Page and application data records:
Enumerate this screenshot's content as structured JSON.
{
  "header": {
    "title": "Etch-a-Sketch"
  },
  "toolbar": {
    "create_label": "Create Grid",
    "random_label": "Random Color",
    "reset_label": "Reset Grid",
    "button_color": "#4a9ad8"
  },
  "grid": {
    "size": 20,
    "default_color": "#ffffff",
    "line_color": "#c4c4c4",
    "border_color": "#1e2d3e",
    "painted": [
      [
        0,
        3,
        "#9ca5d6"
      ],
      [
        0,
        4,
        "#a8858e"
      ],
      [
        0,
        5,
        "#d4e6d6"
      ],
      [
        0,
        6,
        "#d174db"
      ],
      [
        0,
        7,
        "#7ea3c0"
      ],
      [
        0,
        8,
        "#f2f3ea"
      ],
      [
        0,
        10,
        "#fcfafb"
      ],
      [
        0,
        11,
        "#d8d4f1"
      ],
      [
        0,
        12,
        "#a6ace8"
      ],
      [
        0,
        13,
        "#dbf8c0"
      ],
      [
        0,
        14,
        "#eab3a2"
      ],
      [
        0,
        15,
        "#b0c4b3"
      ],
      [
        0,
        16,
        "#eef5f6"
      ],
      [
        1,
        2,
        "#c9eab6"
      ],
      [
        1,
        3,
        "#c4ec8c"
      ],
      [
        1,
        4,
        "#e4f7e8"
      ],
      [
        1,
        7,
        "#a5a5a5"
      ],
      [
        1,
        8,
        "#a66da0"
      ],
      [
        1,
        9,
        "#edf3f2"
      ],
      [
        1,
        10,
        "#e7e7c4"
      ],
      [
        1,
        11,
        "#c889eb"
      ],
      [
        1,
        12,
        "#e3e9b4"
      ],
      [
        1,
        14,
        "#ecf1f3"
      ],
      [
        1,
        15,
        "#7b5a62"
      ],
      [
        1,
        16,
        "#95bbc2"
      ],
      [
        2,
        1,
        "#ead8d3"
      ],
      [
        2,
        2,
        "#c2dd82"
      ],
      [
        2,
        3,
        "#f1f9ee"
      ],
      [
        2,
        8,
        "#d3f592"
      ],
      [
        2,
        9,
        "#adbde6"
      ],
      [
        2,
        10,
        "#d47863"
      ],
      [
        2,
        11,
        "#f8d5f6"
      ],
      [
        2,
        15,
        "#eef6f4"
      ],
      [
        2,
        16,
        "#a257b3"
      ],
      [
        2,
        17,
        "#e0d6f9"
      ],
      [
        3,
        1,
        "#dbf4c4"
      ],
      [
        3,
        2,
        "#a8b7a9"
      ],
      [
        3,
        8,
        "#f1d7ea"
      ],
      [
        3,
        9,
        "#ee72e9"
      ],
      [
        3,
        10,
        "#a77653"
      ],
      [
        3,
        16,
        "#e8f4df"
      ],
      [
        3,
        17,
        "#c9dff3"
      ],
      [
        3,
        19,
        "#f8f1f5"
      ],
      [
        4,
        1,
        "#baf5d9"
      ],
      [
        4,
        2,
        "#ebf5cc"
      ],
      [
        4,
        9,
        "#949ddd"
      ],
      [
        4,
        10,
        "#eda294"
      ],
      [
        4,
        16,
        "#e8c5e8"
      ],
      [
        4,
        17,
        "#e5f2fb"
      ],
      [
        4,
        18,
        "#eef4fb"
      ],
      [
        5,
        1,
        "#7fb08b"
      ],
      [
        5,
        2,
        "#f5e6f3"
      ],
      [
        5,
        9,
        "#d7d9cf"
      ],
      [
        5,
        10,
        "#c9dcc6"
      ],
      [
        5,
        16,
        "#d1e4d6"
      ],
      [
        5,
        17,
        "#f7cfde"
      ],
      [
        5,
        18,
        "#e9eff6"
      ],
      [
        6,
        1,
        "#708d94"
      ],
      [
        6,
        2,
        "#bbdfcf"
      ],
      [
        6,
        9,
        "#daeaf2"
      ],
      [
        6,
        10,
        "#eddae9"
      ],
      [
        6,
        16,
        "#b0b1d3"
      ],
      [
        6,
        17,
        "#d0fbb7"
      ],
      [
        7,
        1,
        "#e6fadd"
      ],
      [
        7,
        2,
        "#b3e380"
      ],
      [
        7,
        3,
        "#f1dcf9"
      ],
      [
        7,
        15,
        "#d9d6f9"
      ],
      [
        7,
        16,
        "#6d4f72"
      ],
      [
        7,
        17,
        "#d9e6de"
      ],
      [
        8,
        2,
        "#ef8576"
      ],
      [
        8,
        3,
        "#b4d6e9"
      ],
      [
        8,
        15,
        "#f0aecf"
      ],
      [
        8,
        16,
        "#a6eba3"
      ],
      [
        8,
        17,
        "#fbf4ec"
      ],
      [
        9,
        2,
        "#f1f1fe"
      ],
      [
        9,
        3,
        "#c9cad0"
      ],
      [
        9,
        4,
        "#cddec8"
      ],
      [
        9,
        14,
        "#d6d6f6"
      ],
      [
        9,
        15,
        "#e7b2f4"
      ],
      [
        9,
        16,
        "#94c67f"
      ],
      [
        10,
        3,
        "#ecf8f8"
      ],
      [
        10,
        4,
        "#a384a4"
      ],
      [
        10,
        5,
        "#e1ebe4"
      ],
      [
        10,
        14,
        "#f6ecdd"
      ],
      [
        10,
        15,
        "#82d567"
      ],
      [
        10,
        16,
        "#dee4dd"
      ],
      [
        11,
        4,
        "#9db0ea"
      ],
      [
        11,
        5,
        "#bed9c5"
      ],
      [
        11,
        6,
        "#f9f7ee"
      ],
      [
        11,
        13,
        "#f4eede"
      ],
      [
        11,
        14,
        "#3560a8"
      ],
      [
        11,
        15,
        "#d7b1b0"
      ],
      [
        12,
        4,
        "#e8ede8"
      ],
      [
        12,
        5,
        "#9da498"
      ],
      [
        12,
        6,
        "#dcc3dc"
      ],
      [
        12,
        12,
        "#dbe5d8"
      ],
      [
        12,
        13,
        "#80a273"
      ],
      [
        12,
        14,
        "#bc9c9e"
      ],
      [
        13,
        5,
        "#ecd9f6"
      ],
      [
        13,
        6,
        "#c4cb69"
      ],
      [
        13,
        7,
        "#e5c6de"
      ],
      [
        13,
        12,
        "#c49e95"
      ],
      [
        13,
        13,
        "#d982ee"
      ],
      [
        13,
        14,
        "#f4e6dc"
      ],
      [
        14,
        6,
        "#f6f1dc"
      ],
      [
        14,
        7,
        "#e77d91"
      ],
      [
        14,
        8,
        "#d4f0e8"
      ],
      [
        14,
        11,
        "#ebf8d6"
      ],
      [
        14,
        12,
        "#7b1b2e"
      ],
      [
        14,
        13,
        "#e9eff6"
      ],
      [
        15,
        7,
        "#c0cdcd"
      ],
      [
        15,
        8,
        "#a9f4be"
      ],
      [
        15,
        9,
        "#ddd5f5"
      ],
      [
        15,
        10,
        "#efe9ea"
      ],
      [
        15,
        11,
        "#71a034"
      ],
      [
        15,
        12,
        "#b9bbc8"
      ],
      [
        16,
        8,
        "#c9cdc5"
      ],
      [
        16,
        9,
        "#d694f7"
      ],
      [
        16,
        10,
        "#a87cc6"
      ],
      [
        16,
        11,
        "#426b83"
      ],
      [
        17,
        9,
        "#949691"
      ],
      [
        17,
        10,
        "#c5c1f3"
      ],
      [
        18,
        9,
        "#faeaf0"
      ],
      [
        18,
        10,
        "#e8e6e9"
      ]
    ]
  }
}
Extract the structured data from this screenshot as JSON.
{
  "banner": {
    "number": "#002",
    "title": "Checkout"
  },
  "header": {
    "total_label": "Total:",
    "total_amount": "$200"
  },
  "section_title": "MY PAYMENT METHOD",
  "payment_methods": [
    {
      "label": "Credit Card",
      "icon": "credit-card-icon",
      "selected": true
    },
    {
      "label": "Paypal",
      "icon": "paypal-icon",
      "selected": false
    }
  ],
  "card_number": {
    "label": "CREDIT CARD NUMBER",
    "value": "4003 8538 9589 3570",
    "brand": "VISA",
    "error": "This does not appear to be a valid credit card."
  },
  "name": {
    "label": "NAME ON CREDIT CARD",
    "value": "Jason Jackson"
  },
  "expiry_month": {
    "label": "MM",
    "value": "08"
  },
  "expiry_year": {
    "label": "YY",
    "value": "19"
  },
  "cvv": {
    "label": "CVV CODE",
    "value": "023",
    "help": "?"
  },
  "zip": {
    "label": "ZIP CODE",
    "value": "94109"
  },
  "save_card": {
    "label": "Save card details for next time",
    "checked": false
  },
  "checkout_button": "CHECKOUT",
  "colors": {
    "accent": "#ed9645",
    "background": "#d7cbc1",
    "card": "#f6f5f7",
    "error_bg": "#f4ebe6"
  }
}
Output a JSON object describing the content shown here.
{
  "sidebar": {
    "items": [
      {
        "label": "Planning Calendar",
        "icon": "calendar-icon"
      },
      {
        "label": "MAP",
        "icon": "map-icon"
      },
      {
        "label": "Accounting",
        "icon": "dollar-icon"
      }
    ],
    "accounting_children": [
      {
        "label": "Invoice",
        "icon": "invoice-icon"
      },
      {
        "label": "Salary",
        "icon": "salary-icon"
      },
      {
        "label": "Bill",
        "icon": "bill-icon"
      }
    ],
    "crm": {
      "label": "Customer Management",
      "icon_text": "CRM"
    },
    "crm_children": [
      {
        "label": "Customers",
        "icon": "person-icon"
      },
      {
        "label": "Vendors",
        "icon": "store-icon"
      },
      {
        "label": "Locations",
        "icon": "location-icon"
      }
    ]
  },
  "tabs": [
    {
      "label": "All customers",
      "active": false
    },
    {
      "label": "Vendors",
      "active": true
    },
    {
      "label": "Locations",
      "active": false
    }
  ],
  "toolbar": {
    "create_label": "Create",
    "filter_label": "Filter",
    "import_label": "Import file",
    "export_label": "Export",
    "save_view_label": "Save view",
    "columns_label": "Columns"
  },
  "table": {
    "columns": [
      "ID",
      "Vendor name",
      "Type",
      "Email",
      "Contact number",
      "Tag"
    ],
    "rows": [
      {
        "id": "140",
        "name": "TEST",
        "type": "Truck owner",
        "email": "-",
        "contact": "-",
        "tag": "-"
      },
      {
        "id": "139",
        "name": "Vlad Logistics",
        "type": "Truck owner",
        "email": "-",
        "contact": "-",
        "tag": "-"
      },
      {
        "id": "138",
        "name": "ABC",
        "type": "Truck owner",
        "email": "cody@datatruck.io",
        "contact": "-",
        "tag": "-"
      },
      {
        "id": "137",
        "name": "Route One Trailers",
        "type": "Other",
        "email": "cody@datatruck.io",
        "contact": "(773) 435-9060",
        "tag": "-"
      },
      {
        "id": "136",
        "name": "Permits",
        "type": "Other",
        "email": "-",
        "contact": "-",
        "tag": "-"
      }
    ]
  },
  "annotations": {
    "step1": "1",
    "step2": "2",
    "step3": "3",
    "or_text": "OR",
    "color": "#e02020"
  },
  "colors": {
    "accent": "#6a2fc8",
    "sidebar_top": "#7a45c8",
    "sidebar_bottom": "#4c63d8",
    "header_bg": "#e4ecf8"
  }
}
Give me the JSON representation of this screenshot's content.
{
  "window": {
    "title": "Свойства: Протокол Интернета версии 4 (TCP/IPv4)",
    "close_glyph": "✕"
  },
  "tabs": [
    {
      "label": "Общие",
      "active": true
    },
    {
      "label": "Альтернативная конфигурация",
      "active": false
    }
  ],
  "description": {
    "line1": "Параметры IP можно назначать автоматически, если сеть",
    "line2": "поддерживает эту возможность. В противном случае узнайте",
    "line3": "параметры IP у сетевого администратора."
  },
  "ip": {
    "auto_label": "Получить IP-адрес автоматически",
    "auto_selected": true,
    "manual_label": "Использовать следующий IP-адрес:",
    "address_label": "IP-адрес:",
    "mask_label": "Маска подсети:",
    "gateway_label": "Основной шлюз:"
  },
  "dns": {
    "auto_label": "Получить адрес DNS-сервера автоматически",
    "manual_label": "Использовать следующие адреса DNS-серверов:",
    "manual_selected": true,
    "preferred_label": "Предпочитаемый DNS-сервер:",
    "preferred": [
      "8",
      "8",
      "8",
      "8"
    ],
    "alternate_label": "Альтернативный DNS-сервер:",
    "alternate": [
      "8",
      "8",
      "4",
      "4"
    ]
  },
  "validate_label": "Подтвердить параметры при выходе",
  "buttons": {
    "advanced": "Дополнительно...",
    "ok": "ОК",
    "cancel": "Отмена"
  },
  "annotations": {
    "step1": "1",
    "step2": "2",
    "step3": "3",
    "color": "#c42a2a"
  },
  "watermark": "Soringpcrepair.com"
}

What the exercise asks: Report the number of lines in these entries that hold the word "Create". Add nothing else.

Response to the task: 2